This study sought to evaluate the effect of nLDL concentrations on monocyte adhesion molecule expression in hypercholesterolemic patients with stable coronary artery disease (CAD) and to determine whether lipid-lowering therapy with simvastatin would change this effect.

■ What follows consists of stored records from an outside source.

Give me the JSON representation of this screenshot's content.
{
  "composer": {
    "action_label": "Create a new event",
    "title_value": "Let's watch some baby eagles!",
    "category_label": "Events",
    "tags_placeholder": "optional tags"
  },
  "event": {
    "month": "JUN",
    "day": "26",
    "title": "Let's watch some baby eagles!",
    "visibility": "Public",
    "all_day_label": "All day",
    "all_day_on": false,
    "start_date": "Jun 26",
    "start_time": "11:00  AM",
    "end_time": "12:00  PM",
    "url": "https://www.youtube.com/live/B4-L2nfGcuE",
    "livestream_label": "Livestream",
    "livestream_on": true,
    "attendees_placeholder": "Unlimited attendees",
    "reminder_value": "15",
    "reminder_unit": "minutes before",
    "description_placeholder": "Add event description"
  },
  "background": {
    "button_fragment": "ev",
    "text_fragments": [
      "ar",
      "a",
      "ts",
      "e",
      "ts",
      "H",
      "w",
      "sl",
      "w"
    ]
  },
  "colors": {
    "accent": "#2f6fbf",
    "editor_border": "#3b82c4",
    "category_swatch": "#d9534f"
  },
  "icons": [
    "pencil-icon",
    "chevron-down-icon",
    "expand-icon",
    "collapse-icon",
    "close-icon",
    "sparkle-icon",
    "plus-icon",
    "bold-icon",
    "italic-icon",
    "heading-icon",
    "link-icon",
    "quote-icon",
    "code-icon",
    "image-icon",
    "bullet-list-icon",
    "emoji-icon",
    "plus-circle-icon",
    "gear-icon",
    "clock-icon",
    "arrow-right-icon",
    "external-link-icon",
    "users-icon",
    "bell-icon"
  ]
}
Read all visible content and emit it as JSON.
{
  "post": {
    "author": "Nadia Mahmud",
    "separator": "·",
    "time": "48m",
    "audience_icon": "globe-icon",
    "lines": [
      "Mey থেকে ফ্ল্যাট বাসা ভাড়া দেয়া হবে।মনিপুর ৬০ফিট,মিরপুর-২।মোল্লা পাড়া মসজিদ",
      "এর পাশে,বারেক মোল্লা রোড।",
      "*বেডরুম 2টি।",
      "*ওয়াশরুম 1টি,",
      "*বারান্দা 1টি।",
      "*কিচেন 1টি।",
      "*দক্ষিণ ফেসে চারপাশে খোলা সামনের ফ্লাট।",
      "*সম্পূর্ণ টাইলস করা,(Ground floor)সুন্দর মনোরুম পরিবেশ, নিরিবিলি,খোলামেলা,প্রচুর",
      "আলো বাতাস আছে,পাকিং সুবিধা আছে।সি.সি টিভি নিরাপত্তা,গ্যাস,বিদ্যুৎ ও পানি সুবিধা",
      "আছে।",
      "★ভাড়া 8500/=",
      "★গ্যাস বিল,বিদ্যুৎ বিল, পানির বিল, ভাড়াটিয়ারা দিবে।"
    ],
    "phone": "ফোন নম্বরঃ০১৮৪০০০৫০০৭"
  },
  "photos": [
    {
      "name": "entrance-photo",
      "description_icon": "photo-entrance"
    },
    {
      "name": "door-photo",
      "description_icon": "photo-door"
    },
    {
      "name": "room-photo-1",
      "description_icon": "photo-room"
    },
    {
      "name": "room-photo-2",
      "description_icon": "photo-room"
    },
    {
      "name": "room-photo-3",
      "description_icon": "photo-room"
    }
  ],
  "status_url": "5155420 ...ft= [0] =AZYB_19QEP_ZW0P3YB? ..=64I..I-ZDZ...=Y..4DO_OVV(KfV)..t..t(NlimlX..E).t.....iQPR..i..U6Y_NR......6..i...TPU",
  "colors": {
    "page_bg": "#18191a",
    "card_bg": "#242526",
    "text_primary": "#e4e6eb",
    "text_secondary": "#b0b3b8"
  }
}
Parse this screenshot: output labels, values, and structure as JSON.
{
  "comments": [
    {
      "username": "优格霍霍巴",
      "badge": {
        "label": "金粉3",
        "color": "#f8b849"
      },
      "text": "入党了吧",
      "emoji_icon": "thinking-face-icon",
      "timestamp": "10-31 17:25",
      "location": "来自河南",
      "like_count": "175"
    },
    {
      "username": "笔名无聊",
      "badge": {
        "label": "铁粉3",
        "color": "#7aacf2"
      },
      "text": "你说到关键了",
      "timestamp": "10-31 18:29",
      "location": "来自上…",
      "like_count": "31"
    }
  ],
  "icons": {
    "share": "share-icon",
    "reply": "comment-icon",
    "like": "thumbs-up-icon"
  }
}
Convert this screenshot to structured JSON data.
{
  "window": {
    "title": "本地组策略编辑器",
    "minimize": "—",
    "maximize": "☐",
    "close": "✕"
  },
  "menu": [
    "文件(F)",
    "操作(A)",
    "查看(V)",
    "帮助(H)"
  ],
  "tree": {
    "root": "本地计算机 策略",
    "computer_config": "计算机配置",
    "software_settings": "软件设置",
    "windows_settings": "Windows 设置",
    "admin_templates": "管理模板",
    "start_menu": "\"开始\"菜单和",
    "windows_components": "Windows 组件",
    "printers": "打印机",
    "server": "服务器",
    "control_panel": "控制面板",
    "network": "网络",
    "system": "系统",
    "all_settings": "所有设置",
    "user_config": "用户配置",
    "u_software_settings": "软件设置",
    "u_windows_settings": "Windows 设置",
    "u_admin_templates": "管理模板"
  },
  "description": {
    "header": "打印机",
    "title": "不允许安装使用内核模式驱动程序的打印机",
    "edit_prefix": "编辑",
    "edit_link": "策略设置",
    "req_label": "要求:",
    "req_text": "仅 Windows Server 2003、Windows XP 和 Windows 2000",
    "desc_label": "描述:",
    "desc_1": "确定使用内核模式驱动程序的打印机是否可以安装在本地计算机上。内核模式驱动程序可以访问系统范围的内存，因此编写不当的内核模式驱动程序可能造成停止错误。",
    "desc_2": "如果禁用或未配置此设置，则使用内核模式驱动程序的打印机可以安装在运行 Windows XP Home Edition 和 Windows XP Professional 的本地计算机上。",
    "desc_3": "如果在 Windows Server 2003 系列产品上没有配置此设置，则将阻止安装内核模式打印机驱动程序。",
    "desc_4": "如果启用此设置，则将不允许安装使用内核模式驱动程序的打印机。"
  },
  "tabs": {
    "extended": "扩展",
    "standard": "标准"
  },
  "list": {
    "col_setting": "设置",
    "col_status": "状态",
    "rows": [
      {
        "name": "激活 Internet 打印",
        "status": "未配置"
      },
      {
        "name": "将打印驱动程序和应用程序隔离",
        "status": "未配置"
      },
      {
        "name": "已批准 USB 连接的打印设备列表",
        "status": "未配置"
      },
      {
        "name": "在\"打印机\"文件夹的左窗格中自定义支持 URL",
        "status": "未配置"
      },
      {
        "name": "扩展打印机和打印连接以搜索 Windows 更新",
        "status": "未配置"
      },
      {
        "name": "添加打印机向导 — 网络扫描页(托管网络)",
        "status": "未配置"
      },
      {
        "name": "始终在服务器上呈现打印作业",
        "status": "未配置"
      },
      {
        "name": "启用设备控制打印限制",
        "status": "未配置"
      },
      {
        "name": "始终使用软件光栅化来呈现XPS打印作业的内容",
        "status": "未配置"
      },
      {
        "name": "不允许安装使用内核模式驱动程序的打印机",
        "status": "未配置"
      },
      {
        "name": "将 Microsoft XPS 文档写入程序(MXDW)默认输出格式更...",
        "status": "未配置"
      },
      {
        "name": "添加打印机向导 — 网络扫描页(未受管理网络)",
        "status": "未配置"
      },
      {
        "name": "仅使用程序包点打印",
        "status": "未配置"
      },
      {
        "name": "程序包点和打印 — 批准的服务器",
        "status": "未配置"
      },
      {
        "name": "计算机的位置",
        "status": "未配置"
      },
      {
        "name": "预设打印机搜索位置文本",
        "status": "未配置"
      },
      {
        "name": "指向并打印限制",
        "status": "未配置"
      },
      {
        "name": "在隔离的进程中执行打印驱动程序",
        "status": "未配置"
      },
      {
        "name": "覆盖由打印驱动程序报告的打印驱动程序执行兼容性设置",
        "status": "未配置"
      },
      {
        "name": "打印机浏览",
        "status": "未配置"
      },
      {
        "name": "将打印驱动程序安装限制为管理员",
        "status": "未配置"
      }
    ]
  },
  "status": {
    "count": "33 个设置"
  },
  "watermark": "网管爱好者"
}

Blood samples from patients with hypercholesterolemia (mean LDL 152 mg/dL) and CAD (HC, n = 23) were collected before and after a 12-week treatment with 40 mg of simvastatin. Healthy individuals (mean LDL 111 mg/dL) were used as controls (CT, n = 15). Isolated nLDL, at a fixed concentration of 100 mg/dL, was added to monocyte suspensions obtained before and after the simvastatin treatment. Monocyte activation was determined by changes in cellular adhesion molecule expression.


In response to nLDL, CD11b and CD14 adhesion molecule expression was higher in HC patients than in CT patients before treatment (174.2 ± 8.4 vs 102.2 ± 6.3, P < 0.03 and 140.4 ± 5.0 vs 90.4 ± 6.7, P < 0.04). After simvastatin treatment, CD11b expression decreased to 116.9 ± 12.5 (P < 0.03) and CD14 expression to 107.5 ± 6.2 (P < 0.04). Alternatively, L-selectin expression was lower in HC patients than in CT patients before therapy (46.0 ± 3.5 vs 62.1 ± 5.5, P < 0.04), and it increased markedly after lipid reduction to 58.7 ± 5.0 (P < 0.04 vs baseline). After simvastatin treatment, LDL was reduced to mean 101.5 mg/dL.


These data demonstrate that monocytes from HC patients are more prone to marked nLDL-mediated changes of adhesion molecule expression than monocytes from controls. Simvastatin is capable of inhibiting such nLDL effects. This proinflammatory response to nLDL may have a role in the early onset of atherosclerosis.